> _Problem_
Nothing in the listing may be skipped; repeat it all exactly.
↓
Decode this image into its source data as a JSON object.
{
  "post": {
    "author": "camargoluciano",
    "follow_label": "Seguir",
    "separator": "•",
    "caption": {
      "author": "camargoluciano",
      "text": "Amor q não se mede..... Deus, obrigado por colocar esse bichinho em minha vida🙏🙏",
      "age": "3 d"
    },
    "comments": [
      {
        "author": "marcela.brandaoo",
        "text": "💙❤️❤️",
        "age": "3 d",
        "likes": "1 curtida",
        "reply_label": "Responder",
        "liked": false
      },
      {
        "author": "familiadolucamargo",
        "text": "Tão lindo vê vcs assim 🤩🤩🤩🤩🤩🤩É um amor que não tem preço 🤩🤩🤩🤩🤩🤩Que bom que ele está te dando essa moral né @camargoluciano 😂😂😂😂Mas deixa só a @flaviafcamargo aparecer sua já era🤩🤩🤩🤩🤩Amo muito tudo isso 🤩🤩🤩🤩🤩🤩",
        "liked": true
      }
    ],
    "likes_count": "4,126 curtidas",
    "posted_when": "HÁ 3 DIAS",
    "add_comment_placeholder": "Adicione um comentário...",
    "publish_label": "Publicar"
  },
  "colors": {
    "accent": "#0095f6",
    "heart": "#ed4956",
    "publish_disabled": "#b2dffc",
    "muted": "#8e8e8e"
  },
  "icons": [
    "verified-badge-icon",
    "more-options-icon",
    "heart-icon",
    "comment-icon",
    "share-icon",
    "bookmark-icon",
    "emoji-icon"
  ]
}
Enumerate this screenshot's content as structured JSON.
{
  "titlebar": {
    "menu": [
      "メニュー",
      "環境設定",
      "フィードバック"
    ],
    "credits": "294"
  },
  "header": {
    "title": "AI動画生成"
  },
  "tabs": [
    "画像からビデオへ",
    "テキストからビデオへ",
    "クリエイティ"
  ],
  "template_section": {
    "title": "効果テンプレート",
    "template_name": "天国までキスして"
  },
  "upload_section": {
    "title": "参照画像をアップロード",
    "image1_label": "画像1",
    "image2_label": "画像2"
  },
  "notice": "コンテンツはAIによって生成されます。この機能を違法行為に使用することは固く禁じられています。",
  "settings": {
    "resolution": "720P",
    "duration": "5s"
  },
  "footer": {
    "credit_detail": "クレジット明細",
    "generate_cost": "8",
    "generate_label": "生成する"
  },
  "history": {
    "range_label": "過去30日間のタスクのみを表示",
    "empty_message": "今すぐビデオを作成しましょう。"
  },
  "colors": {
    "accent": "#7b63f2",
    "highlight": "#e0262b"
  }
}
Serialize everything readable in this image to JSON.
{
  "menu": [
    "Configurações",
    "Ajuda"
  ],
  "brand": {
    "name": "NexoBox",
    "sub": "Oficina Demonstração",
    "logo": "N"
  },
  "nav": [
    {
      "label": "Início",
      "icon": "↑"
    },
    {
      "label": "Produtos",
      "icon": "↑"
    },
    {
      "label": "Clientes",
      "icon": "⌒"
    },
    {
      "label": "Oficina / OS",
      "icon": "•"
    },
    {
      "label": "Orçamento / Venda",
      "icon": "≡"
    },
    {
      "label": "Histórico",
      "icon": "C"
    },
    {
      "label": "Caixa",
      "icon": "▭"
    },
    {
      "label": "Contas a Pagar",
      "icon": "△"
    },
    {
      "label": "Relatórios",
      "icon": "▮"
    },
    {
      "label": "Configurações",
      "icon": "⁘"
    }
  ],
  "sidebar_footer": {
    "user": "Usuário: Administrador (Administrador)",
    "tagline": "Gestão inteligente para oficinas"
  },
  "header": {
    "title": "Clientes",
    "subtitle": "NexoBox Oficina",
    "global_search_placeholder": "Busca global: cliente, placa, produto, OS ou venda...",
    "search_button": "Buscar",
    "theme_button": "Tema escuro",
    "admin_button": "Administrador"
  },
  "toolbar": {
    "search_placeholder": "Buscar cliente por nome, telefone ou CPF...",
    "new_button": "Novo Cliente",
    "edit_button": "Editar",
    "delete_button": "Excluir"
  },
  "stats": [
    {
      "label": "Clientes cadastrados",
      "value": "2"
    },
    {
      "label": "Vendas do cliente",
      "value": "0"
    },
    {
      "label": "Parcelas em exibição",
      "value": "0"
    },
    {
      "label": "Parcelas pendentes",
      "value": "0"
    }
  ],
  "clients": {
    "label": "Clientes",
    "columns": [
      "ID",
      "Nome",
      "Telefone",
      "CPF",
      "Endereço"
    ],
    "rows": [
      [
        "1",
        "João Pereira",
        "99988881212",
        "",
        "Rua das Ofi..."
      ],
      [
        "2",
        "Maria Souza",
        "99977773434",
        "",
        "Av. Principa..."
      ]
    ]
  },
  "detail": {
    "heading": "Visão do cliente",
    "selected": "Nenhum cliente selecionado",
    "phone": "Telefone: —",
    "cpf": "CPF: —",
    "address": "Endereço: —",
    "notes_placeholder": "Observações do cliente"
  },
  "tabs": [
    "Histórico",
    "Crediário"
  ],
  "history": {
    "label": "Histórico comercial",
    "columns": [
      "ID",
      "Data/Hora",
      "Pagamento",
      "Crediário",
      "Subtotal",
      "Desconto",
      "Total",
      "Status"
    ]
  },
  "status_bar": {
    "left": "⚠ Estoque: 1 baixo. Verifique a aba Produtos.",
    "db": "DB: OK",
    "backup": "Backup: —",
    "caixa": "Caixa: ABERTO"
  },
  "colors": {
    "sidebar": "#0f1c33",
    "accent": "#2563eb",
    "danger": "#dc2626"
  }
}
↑
> _Exercise response_
Decode this image into its source data as a JSON object.
{
  "post": {
    "author": "camargoluciano",
    "follow_label": "Seguir",
    "separator": "•",
    "caption": {
      "author": "camargoluciano",
      "text": "Amor q não se mede..... Deus, obrigado por colocar esse bichinho em minha vida🙏🙏",
      "age": "3 d"
    },
    "comments": [
      {
        "author": "marcela.brandaoo",
        "text": "💙❤️❤️",
        "age": "3 d",
        "likes": "1 curtida",
        "reply_label": "Responder",
        "liked": false
      },
      {
        "author": "familiadolucamargo",
        "text": "Tão lindo vê vcs assim 🤩🤩🤩🤩🤩🤩É um amor que não tem preço 🤩🤩🤩🤩🤩🤩Que bom que ele está te dando essa moral né @camargoluciano 😂😂😂😂Mas deixa só a @flaviafcamargo aparecer sua já era🤩🤩🤩🤩🤩Amo muito tudo isso 🤩🤩🤩🤩🤩🤩",
        "liked": true
      }
    ],
    "likes_count": "4,126 curtidas",
    "posted_when": "HÁ 3 DIAS",
    "add_comment_placeholder": "Adicione um comentário...",
    "publish_label": "Publicar"
  },
  "colors": {
    "accent": "#0095f6",
    "heart": "#ed4956",
    "publish_disabled": "#b2dffc",
    "muted": "#8e8e8e"
  },
  "icons": [
    "verified-badge-icon",
    "more-options-icon",
    "heart-icon",
    "comment-icon",
    "share-icon",
    "bookmark-icon",
    "emoji-icon"
  ]
}
Enumerate this screenshot's content as structured JSON.
{
  "titlebar": {
    "menu": [
      "メニュー",
      "環境設定",
      "フィードバック"
    ],
    "credits": "294"
  },
  "header": {
    "title": "AI動画生成"
  },
  "tabs": [
    "画像からビデオへ",
    "テキストからビデオへ",
    "クリエイティ"
  ],
  "template_section": {
    "title": "効果テンプレート",
    "template_name": "天国までキスして"
  },
  "upload_section": {
    "title": "参照画像をアップロード",
    "image1_label": "画像1",
    "image2_label": "画像2"
  },
  "notice": "コンテンツはAIによって生成されます。この機能を違法行為に使用することは固く禁じられています。",
  "settings": {
    "resolution": "720P",
    "duration": "5s"
  },
  "footer": {
    "credit_detail": "クレジット明細",
    "generate_cost": "8",
    "generate_label": "生成する"
  },
  "history": {
    "range_label": "過去30日間のタスクのみを表示",
    "empty_message": "今すぐビデオを作成しましょう。"
  },
  "colors": {
    "accent": "#7b63f2",
    "highlight": "#e0262b"
  }
}
Serialize everything readable in this image to JSON.
{
  "menu": [
    "Configurações",
    "Ajuda"
  ],
  "brand": {
    "name": "NexoBox",
    "sub": "Oficina Demonstração",
    "logo": "N"
  },
  "nav": [
    {
      "label": "Início",
      "icon": "↑"
    },
    {
      "label": "Produtos",
      "icon": "↑"
    },
    {
      "label": "Clientes",
      "icon": "⌒"
    },
    {
      "label": "Oficina / OS",
      "icon": "•"
    },
    {
      "label": "Orçamento / Venda",
      "icon": "≡"
    },
    {
      "label": "Histórico",
      "icon": "C"
    },
    {
      "label": "Caixa",
      "icon": "▭"
    },
    {
      "label": "Contas a Pagar",
      "icon": "△"
    },
    {
      "label": "Relatórios",
      "icon": "▮"
    },
    {
      "label": "Configurações",
      "icon": "⁘"
    }
  ],
  "sidebar_footer": {
    "user": "Usuário: Administrador (Administrador)",
    "tagline": "Gestão inteligente para oficinas"
  },
  "header": {
    "title": "Clientes",
    "subtitle": "NexoBox Oficina",
    "global_search_placeholder": "Busca global: cliente, placa, produto, OS ou venda...",
    "search_button": "Buscar",
    "theme_button": "Tema escuro",
    "admin_button": "Administrador"
  },
  "toolbar": {
    "search_placeholder": "Buscar cliente por nome, telefone ou CPF...",
    "new_button": "Novo Cliente",
    "edit_button": "Editar",
    "delete_button": "Excluir"
  },
  "stats": [
    {
      "label": "Clientes cadastrados",
      "value": "2"
    },
    {
      "label": "Vendas do cliente",
      "value": "0"
    },
    {
      "label": "Parcelas em exibição",
      "value": "0"
    },
    {
      "label": "Parcelas pendentes",
      "value": "0"
    }
  ],
  "clients": {
    "label": "Clientes",
    "columns": [
      "ID",
      "Nome",
      "Telefone",
      "CPF",
      "Endereço"
    ],
    "rows": [
      [
        "1",
        "João Pereira",
        "99988881212",
        "",
        "Rua das Ofi..."
      ],
      [
        "2",
        "Maria Souza",
        "99977773434",
        "",
        "Av. Principa..."
      ]
    ]
  },
  "detail": {
    "heading": "Visão do cliente",
    "selected": "Nenhum cliente selecionado",
    "phone": "Telefone: —",
    "cpf": "CPF: —",
    "address": "Endereço: —",
    "notes_placeholder": "Observações do cliente"
  },
  "tabs": [
    "Histórico",
    "Crediário"
  ],
  "history": {
    "label": "Histórico comercial",
    "columns": [
      "ID",
      "Data/Hora",
      "Pagamento",
      "Crediário",
      "Subtotal",
      "Desconto",
      "Total",
      "Status"
    ]
  },
  "status_bar": {
    "left": "⚠ Estoque: 1 baixo. Verifique a aba Produtos.",
    "db": "DB: OK",
    "backup": "Backup: —",
    "caixa": "Caixa: ABERTO"
  },
  "colors": {
    "sidebar": "#0f1c33",
    "accent": "#2563eb",
    "danger": "#dc2626"
  }
}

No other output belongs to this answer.